— AIM OF THE TASK —
Your answer must be every line of the data below that holds the string "from", copied exactly.

Dataset excerpts:

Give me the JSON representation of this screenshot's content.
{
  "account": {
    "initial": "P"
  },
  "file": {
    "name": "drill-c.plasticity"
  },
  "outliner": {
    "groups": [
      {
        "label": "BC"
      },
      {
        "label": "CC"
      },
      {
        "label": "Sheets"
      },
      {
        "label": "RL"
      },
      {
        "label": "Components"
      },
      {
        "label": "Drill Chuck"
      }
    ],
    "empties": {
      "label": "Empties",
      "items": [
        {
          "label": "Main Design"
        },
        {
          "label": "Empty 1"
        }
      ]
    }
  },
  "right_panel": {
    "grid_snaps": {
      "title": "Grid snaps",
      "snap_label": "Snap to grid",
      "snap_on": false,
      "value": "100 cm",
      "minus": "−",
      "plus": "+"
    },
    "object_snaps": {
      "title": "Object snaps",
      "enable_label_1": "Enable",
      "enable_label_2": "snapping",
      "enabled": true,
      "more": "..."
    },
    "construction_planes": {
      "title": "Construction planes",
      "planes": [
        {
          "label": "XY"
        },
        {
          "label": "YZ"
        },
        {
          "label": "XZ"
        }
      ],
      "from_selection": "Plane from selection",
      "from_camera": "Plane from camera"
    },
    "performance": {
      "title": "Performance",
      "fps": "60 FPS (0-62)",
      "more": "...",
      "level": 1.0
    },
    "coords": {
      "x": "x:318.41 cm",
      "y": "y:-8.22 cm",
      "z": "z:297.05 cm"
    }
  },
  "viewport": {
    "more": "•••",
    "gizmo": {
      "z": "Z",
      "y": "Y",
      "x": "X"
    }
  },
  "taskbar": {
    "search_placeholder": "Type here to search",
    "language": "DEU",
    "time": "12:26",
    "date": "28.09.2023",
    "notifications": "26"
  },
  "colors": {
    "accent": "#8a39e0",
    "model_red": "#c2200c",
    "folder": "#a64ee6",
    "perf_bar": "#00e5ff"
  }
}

— RESPONSE —
      "from_selection": "Plane from selection",
      "from_camera": "Plane from camera"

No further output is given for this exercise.